The next step after creating the VG is to partition it or create LV's using the command "lvcreate". For this example, only a single LV will be created.

# lvcreate --name /dev/diskvg/home_lv --size 300G
  Logical volume "home_lv" created

The name used in the lvcreate command is the full path of the LV (this is another reason it is a good idea to keep really good notes). You can get information on the LV using the command "lvdisplay".

# lvdisplay
  --- Logical volume ---
  LV Name                /dev/diskvg/home_lv
  VG Name                diskvg
  LV UUID                BXXUyW-z8vS-6tgR-N5SW-tttW-j6Yb-6XEyya
  LV Write Access        read/write
  LV Status              available
  # open                 0
  LV Size                450.00 GB
  Current LE             115200
  Segments               2
  Allocation             inherit
  Read ahead sectors     auto
  - currently set to     256
  Block device           253:0

Notice that it tells you the VG that is used for the LV ("diskvg" in this case). There is lots of other information in the output as well. It's highly recommended you look at the man pages and tutorials on the web to learn this information.

As with VG's, you can always scan for the Logical Volumes using "lvscan".

# lvdisplay
# lvscan
  ACTIVE            '/dev/diskvg/home_lv' [450.00 GB] inherit

The output from the command with the default options is fairly simple but there is a "verbose" option that will give you more information.

File system

At this point, you are ready to create a file system on this LV. In this case, an ext3 file system will be created.

# mkfs.ext3 /dev/diskvg/home_lv
mke2fs 1.41.7 (29-June-2009)
Filesystem label=
OS type: Linux
Block size=4096 (log=2)
Fragment size=4096 (log=2)
29491200 inodes, 117964800 blocks
5898240 blocks (5.00%) reserved for the super user
First data block=0
Maximum filesystem blocks=4294967296
3600 block groups
32768 blocks per group, 32768 fragments per group
8192 inodes per group
Superblock backups stored on blocks:
        32768, 98304, 163840, 229376, 294912, 819200, 884736, 1605632, 2654208,
        4096000, 7962624, 11239424, 20480000, 23887872, 71663616, 78675968,
        102400000

Writing inode tables: done
Creating journal (32768 blocks): done
Writing superblocks and filesystem accounting information: done

This filesystem will be automatically checked every 29 mounts or
180 days, whichever comes first.  Use tune2fs -c or -i to override.

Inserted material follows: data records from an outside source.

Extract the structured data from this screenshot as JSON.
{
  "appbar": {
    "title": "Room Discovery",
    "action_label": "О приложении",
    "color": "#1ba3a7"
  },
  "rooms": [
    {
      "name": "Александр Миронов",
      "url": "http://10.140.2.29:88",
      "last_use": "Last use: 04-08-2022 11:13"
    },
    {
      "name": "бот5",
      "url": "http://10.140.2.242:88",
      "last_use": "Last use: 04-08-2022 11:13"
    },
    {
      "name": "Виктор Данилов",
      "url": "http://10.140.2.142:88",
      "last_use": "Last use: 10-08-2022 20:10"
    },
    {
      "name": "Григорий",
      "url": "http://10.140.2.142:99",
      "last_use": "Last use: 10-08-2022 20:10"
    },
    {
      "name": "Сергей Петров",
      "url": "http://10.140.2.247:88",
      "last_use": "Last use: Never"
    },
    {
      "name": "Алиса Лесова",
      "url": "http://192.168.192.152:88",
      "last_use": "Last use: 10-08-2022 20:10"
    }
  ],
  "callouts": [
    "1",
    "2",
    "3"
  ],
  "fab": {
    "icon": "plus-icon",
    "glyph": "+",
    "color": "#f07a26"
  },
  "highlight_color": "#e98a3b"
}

Notice that the "partition" used is the full path to the LV, /dev/diskvg/home_lv. After the file system is created, you can mount the file system as you would any other.